  1. Hi Elizabeth! I agree with your analysis of William Hazlitt's essay "On the Want of Money". Like you said, Hazlitt is trying to "highlight the detrimental effect money has on all people, wealthy and impoverished alike." By comparing the life of both the wealthy and the impoverished Hazlitt was able to create a more complex argument that although money can't necessarily buy happiness, without money misery will prevail. For this reason people might go to extreme ends such as to "marry your landlady, or not the person you wish" in order to gain more wealth. Essentially, the greed people have for money may cause them to abandon their morals as well as happiness. Although I agree that Hazlitt uses diction to further establish his argument and connect the life of being poor to being powerless in life; I would like to add that the use of syntax also plays an important role. Specifically, with the entire essay being just three sentences long, Hazlitt was able to effectively create a tedious and never-ending feeling, similar to that of a worker. Specifically in the second sentence, Hazlitt simply lists the misfortunes a common worker must face. Some of which includes being “rejected with contempt”, “scrutinized by strangers”, and “neglected by friends”. By combining everything into this one long sentence it creates a sense of hardship for the poor, who have no breaks or pauses in their life and no time to rest. This is also true for someone with wealth. Even though their "hardships" are different as they are indeed influential people, like you said Hazlitt "uses words like 'envy', 'back-biting', and 'false-hood' to show the type of response others will have about someone's wealth. This shows that people will only truly care about the money and not the person who owns the money. Ultimately, Hazlitt uses many rhetorical devices to portray the struggles of being too poor or too rich. Even though this essay was written in the 19th century, many claims still hold true today. For instance, getting a job; many people often look at the salary of a job before looking at what they are truly interested in. Do you think that a job earning more money will make a person happier in the long-run as opposed to a job that makes inadequate amount of money (despite the work interests of the person)?

    1. Hi Jennifer! Thank you for your response and your very interesting look at Hazlitt's use of syntax. I think you nailed the symbolism behind the long second sentence of the essay when you said that it represents the life of the poor "...who have no breaks or pauses in their life and no time to rest." I think its very important to recognize these aspects of writing as they can tell you just as much about the authors purpose and position as the actually piece itself. To answer your question, I think that most people confuse making money with being happy - they think that happiness is defined by their material affluence. So I guess measuring someone's happiness just depends on the type of person they are and what they want in life. Some could earn a lot of money from a job they don't like and still be happy doing what they like on the side.
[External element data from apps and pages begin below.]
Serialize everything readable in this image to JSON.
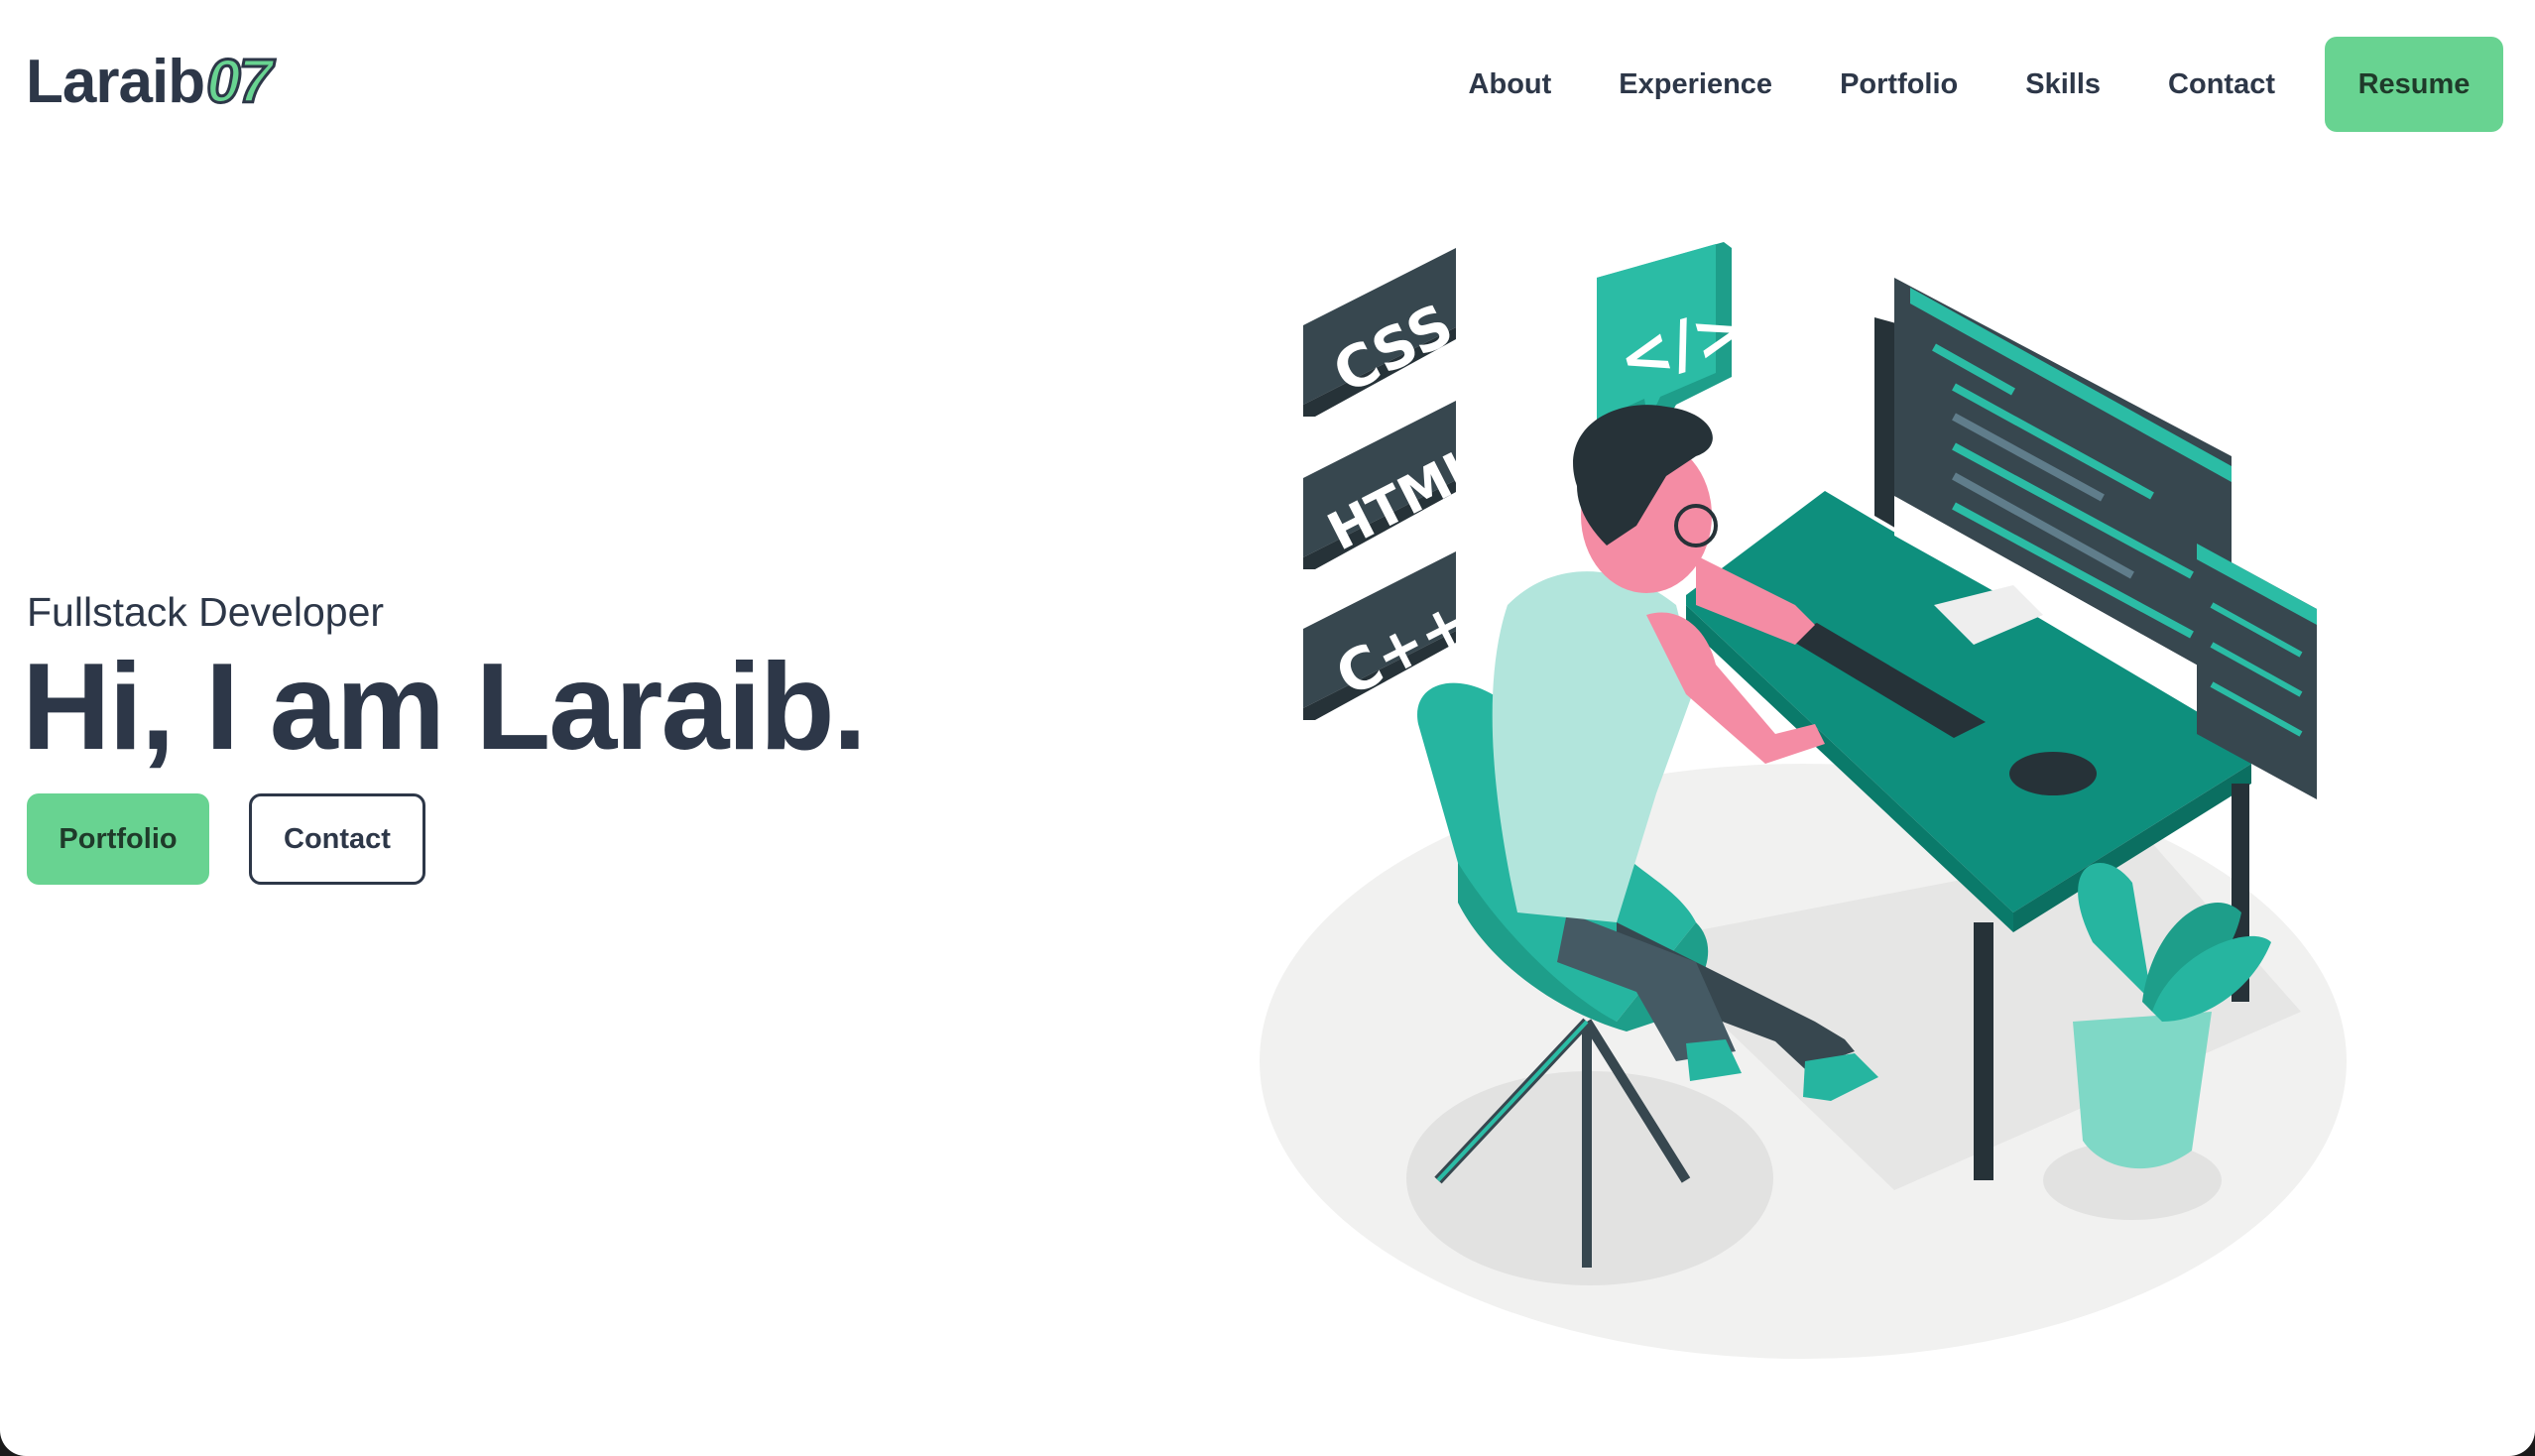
{
  "header": {
    "logo_text": "Laraib",
    "logo_accent": "07",
    "nav_items": [
      "About",
      "Experience",
      "Portfolio",
      "Skills",
      "Contact"
    ],
    "resume_label": "Resume"
  },
  "hero": {
    "subtitle": "Fullstack Developer",
    "title": "Hi, I am Laraib.",
    "buttons": [
      "Portfolio",
      "Contact"
    ]
  },
  "illustration": {
    "tiles": [
      "CSS",
      "HTML",
      "C++"
    ],
    "code_bubble": "</>"
  },
  "colors": {
    "accent": "#68d391",
    "text": "#2d3748",
    "teal": "#26b5a0",
    "dark_teal": "#0e8f7d",
    "dark": "#263238"
  }
}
Others could make their life about passion, they could choose to live through the hardships that come with a low paying job but they wouldn't care because they would be doing what they love and that would be enough.